Jul 21, 20213 min
Current beauty standards are unattainable for a reason: the current characteristics of beauty are of those found in children, not adult women.
Think about it.
We’re meant to be completely hairless in the places where we grow hair exactly after puberty.. Weird. Baby smooth skin, we’re told to repress any signs of aging, fine lines, wrinkles and greying hair. Not to mention the fact that we’re also rewarded for being submissive.
Take models as an example, a majority of them have no boobs or hips or jiggle on their thighs. They maintain the body of a prepubescent girl. Flat, incredibly skinny and lanky. Runway models are not an accurate reflection of what women look like, because most grown women have wide hips, a stomach and boobs.
And the modeling job only lasts as long as the woman’s youthful look does.
As a woman, we’re taught to see ourselves through the desire of the male gaze. We’re groomed from a very young age to be ashamed of our body hair, to look for taller boys because men don’t want a woman who’s bigger than them.
Ever wonder why you raise your voice a few octaves higher when you’re around a group of boys? It’s because you’ve been programmed to think that a higher, sweeter voice is more “feminine” and therefore more palatable to boys.
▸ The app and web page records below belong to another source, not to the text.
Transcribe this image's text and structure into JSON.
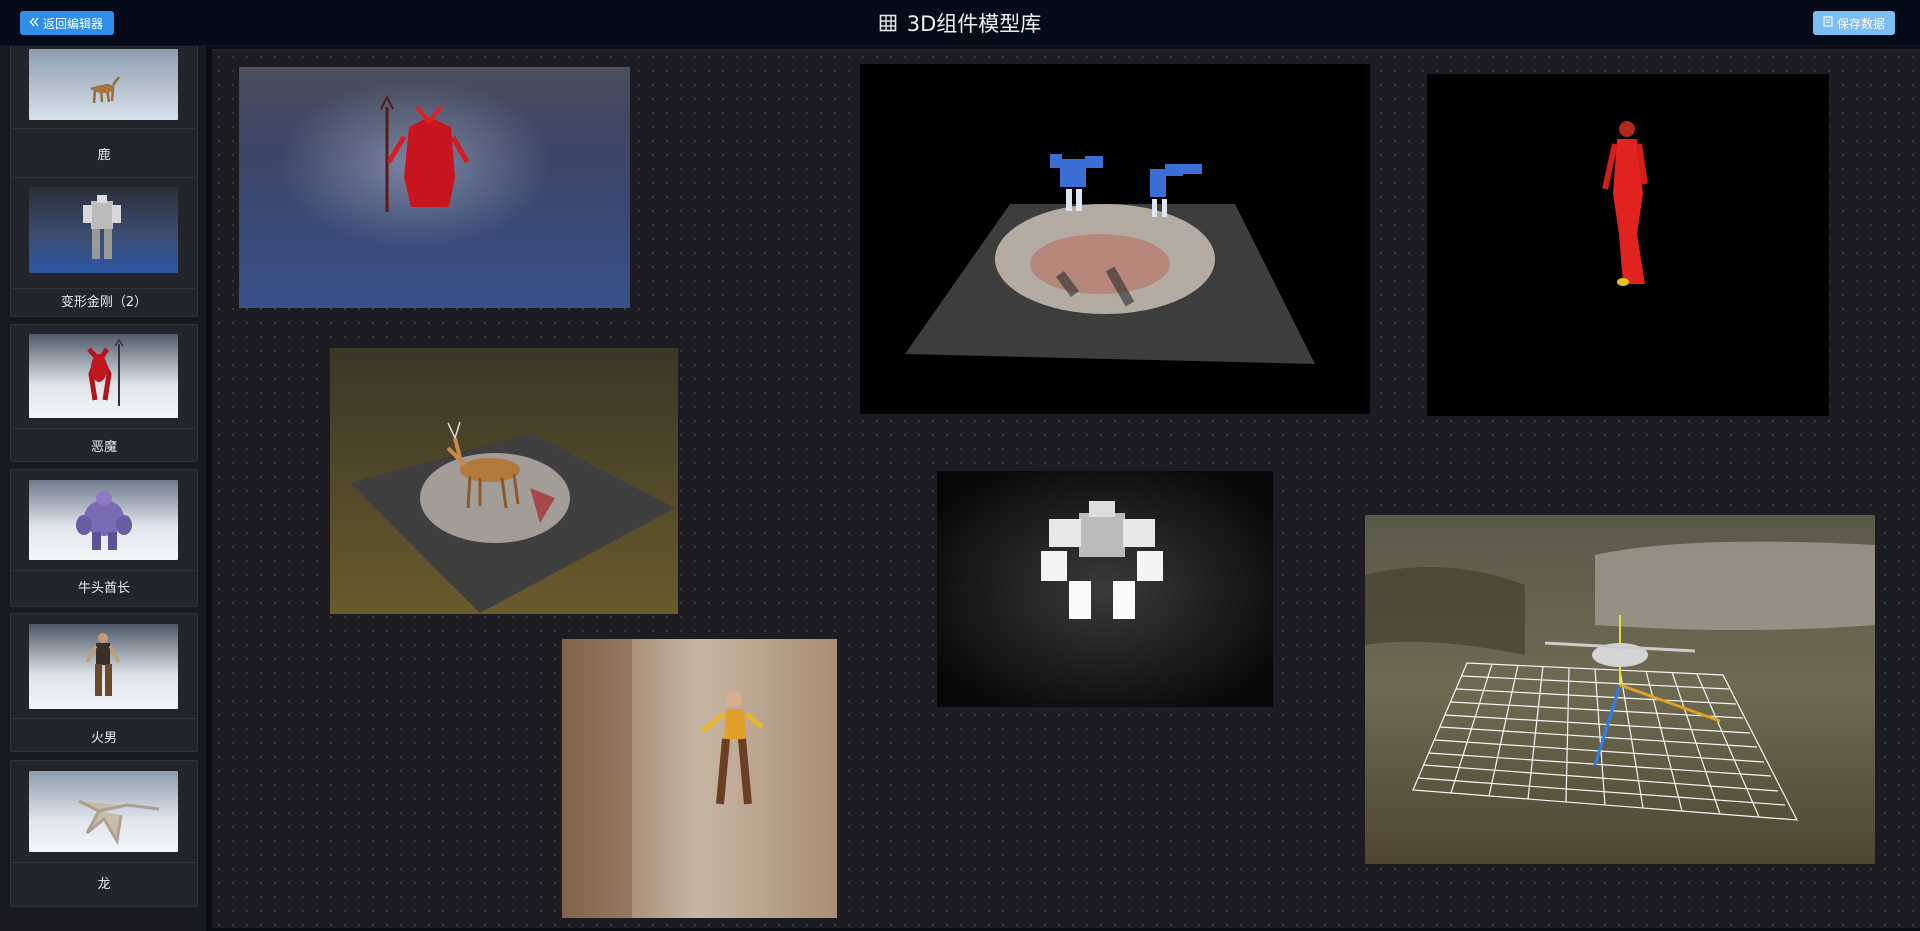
{
  "header": {
    "back_label": "返回编辑器",
    "title": "3D组件模型库",
    "save_label": "保存数据"
  },
  "sidebar": {
    "items": [
      {
        "label": "鹿",
        "icon": "deer-thumbnail"
      },
      {
        "label": "变形金刚（2）",
        "icon": "transformer-thumbnail"
      },
      {
        "label": "恶魔",
        "icon": "demon-thumbnail"
      },
      {
        "label": "牛头酋长",
        "icon": "tauren-chief-thumbnail"
      },
      {
        "label": "火男",
        "icon": "fire-man-thumbnail"
      },
      {
        "label": "龙",
        "icon": "dragon-thumbnail"
      }
    ]
  },
  "canvas": {
    "models": [
      {
        "name": "demon-model-scene"
      },
      {
        "name": "transformers-scene"
      },
      {
        "name": "red-figure-scene"
      },
      {
        "name": "deer-model-scene"
      },
      {
        "name": "fire-man-scene"
      },
      {
        "name": "robot-mech-scene"
      },
      {
        "name": "helicopter-grid-scene"
      }
    ]
  },
  "colors": {
    "header_bg": "#050b19",
    "accent": "#2f8fe8",
    "save_button": "#7cbdf5",
    "sidebar_bg": "#17191f",
    "canvas_bg": "#1c1c22"
  }
}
The odd obsession with a girl being a “virgin”, which is simply a social construct.
Why is there such a fetishization of the school girl uniform in the realm of porn and adult films? Don’t you think that’s weird? That there’s an entire portion of the population that chooses school aged children for their sexual pleasure.
Surely every woman remembers how the male gaze changes once they reach puberty.
Why did I suddenly become self conscious of the stretch marks on my boobs and thighs when I hit puberty? Why was I ashamed of the hair I had growing under my arms or the pubic hair that would poke out of my bathing suit in middle school? Why was I worried about that stuff when I should just be able to have fun at the public pool with my friends and not be worried about the way in which I’m being perceived by other people?
The way in which we normalize these standards can look subtle, it’s a comment made in passing from a mother to her daughter. It looks like my mom ingrained in me from the age of 16 that I need to wear moisturizer with SPF in it every single day or else I’ll have a “wrinkly face and wrinkly boobs.”
Take this and compare it with the fact that my boyfriend doesn’t even know what a skin care routine is, and never even thinks about applying sunscreen.
That’s the difference between the beauty expectations from men and women; men are allowed and even applauded for aging, we give them affectionate names such as “silver fox.” While anti-aging products are aggressively pushed on women from their teens.
In a society that sexualizes child-like features, there is an unequal amount of pressure placed on women vs. men and that is simply a fact.
As a society, we must do better. We must stop sexualizing child-like features and putting unnecessary, and unrealistic pressures on women. It’s disgusting and impossible to preserve such a disturbing level of youth among adult women.
The next time you find yourself getting grossed out or phased by a woman with body hair, check yourself. Think about why.